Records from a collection
######

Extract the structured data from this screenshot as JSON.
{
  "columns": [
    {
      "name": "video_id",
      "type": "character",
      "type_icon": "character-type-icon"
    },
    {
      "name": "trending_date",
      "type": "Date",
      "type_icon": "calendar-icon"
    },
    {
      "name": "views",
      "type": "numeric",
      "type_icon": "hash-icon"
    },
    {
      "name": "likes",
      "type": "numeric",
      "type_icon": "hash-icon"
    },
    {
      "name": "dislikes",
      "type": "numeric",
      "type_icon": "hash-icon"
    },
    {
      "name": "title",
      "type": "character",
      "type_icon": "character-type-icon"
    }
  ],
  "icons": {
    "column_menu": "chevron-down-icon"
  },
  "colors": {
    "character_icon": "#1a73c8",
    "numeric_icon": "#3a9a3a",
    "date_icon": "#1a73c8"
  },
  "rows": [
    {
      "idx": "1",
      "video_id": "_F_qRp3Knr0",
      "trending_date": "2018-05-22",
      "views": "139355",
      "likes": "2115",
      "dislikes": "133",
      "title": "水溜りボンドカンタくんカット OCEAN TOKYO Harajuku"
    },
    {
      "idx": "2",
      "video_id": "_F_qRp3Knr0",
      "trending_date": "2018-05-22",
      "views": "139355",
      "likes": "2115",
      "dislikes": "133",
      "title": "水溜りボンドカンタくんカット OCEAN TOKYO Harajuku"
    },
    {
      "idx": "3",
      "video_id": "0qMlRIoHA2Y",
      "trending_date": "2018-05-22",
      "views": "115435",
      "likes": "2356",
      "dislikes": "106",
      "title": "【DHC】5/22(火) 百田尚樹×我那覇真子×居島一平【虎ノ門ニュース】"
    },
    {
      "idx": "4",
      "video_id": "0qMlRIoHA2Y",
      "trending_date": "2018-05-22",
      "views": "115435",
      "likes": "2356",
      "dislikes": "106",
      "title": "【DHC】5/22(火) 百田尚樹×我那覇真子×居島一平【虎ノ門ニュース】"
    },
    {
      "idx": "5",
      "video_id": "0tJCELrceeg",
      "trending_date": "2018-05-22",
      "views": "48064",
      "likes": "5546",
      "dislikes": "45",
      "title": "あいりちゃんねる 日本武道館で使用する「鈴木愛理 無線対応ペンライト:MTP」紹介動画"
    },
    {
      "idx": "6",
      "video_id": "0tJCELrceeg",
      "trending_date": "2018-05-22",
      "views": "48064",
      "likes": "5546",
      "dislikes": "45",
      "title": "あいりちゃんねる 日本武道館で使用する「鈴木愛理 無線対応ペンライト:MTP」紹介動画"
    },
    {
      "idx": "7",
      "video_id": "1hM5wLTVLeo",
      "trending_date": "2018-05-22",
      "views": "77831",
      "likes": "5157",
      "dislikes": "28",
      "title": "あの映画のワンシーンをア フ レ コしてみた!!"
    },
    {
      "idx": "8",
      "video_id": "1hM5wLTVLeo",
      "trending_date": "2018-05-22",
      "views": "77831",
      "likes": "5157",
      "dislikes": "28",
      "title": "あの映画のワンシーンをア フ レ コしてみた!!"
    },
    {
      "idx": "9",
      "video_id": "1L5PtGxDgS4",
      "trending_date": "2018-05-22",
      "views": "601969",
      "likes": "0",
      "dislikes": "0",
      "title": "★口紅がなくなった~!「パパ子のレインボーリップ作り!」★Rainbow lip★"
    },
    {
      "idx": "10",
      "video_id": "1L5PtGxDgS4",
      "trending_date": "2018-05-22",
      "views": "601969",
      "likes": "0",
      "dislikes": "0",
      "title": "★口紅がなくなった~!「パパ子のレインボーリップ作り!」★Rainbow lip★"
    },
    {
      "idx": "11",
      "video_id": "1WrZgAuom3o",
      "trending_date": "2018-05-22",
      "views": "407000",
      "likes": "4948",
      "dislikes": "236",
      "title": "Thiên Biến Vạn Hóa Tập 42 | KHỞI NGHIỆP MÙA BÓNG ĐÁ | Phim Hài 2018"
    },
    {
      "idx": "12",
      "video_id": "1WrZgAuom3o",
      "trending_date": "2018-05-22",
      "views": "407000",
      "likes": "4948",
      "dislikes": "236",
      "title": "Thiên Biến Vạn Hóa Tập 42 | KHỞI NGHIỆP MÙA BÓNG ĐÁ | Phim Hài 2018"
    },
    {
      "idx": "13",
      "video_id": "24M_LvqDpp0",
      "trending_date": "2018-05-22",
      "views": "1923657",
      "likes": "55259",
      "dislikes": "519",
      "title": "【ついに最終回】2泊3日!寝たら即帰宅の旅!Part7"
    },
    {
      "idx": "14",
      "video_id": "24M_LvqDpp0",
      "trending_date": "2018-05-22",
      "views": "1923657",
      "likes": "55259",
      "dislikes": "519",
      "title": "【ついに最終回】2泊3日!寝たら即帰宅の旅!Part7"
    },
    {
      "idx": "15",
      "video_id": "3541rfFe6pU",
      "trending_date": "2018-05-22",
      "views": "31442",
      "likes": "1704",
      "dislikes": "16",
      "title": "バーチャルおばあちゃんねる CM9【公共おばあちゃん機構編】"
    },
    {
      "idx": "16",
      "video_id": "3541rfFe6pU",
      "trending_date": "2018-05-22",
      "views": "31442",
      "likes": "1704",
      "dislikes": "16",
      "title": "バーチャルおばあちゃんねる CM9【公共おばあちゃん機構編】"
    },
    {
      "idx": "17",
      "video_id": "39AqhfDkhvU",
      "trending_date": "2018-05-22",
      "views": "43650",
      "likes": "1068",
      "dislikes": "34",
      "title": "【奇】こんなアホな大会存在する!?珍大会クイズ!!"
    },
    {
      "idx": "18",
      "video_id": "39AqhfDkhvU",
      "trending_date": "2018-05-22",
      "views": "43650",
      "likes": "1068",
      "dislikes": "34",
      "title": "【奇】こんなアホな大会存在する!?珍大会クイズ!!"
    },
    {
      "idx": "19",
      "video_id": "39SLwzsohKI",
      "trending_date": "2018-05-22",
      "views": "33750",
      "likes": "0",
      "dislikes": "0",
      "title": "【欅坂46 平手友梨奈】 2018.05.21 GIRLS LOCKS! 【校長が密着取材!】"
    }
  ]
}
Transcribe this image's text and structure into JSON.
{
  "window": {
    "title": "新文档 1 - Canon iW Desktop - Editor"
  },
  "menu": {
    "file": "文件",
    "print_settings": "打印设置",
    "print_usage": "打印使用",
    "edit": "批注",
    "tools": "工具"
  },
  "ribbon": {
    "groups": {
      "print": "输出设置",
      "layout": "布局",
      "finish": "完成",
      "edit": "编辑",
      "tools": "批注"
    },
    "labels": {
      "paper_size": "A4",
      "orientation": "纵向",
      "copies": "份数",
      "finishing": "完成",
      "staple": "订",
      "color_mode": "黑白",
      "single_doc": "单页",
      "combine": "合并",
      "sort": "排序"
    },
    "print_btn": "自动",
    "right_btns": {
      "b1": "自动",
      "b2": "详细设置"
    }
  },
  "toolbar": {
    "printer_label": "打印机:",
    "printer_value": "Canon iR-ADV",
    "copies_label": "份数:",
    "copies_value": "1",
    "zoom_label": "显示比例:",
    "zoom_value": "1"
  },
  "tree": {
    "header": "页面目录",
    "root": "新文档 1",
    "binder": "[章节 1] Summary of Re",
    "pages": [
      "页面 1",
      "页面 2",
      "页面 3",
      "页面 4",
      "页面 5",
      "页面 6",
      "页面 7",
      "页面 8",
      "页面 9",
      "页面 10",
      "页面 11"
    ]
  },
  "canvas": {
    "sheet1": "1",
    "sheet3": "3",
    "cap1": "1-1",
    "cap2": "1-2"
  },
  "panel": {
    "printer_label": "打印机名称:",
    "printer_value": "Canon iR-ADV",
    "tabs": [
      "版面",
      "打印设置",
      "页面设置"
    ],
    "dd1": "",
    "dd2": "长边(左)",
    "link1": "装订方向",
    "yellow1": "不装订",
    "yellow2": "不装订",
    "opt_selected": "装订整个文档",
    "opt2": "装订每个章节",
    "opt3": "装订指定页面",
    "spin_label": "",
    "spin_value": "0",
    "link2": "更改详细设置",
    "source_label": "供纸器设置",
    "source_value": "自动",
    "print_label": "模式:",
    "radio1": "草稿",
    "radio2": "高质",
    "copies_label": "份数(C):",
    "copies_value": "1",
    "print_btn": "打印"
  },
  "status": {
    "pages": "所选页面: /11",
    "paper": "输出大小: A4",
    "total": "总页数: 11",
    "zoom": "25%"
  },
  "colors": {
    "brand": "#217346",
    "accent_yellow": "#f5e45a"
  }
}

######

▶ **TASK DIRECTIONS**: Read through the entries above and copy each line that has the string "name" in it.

▶ **EXPECTED ANSWER**:
      "name": "video_id",
      "name": "trending_date",
      "name": "views",
      "name": "likes",
      "name": "dislikes",
      "name": "title",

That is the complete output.